Derek: Yeah, sure. I’d probably tell myself put all focus in Amazon FBA now. Because I think at the time back then, I was still sort of splitting my focus between eBay, Shopify, Amazon, spent a lot of time building out a separate site. At the time I would have definitely, really drilled down, put all focus in FBA back then.
Jake: Would you get to a noncompete?
Derek: Yes, definitely.
Jake: And how much support are you willing to offer a new owner during the transition period?
Derek: Yeah, definitely flexible on that front. Want to ensure the new owner is successful with the business so as support is needed, I can provide it, whether that means a call, email, messaging, et cetera.
Jake: Are you open to discussing something like an earn-out?
Derek: Yeah, most definitely.
Jake: Awesome. Derek, thank you so much for taking the time. I do have another question for you, but before we get to that, I want to go ahead and run through that quick summary of the business again.
The business was built in September of 2014, has a monthly revenue of $41,035, expenses of $30,539, to make for a net profit of $10,496, which is generated on a 12 month average. Included in the sale of this business are the Amazon Seller Central account with 28 product SKUs, SLPs, customer service response templates, eBay and Walmart accounts, two Facebook accounts, primary domain, site content and files, Shopify account, design patent, and brand trademark. Please note that inventory is not normally included in the list price. Further details can be provided to active depositors.
Derek, if you had to place yourself in the shoes of a buyer looking at this business, why do you feel like it is a business worth buying?

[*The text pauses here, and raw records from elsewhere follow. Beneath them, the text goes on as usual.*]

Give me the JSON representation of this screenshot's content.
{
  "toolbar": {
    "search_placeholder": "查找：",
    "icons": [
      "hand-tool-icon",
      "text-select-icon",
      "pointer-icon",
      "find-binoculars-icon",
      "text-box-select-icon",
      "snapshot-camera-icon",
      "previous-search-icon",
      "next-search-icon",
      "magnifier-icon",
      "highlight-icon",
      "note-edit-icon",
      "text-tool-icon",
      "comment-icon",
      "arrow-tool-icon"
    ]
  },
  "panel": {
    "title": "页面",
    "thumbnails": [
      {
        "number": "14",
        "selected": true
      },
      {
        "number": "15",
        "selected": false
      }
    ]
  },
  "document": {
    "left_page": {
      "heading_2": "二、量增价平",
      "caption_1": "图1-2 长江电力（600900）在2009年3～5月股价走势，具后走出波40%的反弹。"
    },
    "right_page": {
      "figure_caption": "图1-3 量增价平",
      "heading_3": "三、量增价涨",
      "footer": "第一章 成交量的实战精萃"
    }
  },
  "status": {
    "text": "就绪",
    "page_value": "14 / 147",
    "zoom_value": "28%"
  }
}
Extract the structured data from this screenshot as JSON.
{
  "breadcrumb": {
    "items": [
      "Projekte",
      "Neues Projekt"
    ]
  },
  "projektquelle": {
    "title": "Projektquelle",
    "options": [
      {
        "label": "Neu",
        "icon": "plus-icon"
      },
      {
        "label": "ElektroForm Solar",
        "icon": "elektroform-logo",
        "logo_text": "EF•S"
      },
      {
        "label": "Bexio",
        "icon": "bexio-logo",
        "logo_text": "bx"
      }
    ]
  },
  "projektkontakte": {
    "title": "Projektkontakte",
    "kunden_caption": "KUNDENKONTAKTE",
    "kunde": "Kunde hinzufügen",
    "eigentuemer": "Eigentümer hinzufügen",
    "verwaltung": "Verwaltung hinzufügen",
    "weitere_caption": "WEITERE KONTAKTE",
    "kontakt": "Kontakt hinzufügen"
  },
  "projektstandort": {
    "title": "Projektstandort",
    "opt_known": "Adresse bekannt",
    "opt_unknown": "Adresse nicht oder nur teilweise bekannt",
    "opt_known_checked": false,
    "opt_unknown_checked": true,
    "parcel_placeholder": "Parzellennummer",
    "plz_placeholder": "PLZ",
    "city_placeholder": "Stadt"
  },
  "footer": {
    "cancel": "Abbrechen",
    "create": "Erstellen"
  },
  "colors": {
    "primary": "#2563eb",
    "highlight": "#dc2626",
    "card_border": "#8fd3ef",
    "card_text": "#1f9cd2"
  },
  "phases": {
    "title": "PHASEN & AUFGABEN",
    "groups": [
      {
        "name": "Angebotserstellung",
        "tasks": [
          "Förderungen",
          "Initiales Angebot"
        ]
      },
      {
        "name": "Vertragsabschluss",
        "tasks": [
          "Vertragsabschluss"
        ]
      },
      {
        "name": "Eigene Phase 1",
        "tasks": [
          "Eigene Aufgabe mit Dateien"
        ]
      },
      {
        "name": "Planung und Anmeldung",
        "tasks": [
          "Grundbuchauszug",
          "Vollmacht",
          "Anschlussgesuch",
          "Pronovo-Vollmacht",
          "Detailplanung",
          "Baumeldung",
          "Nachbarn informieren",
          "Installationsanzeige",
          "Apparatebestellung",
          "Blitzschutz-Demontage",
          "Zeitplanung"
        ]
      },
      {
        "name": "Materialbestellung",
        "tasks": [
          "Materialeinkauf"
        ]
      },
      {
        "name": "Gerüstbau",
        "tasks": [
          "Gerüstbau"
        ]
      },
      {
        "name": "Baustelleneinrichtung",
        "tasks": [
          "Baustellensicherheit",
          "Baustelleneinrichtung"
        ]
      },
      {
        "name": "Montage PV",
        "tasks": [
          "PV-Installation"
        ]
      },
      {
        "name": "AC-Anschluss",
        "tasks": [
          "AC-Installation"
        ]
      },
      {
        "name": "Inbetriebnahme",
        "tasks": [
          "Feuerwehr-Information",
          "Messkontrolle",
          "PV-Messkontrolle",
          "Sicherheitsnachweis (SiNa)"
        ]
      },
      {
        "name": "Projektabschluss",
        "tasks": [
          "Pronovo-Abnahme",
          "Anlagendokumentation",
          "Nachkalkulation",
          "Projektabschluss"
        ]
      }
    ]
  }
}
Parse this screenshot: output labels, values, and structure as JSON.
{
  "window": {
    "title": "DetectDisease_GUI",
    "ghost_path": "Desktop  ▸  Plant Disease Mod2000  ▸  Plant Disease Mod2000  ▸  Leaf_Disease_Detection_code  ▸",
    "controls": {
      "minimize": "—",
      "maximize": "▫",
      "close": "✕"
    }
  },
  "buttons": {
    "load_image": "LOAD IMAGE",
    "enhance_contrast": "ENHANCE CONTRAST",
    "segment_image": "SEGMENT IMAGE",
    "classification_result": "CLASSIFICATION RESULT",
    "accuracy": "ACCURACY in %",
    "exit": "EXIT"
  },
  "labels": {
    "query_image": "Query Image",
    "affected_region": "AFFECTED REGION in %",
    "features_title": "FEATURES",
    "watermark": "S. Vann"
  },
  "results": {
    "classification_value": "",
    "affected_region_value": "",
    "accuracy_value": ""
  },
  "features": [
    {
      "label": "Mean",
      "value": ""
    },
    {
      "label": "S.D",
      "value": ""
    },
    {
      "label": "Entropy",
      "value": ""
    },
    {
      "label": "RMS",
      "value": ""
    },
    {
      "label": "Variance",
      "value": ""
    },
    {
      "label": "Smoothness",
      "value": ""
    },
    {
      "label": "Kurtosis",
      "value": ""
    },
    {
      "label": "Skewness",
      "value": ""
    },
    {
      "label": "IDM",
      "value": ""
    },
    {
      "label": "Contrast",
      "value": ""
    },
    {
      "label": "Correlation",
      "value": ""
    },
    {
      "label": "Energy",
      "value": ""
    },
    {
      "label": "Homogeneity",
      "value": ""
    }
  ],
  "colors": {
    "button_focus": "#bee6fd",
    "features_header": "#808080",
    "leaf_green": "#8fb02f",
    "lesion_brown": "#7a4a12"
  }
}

Derek: Yeah, definitely. I think, as we mentioned, the potential moving forward, I think that there is a lot of opportunity with it. Expanding on those already prebuilt channels like Walmart and Amazon global. I think looking at the business from an outside lens, I would say that would be really appealing to me as a potential buyer going for the business. And then also, for anyone who does have experience or desire to get into physical retail, this would certainly be a great candidate. Too, if someone were to raise additional capital to pursue the physical retail store route, the opportunity is there as well. I think it’s really an interesting product niche that, obviously it has the volume of sales, but it’s not so oversaturated like some of the other product niches you see out there nowadays.
Jake: Derek, thank you so much for taking the time today. I really appreciate it.
Derek: Yeah, thanks so much, Jake. This has been a blast.
Jake: You’ve just learned how this business works, and I want to give you the opportunity to learn more about what you can do to buy real online businesses just like this one. If you want to find out more about businesses making real money, head over to empireflippers.com and sign up for our mailing list. There is an entire world of people quietly investing their money into online businesses and seeing great returns. Now, we want to help you do the same thing.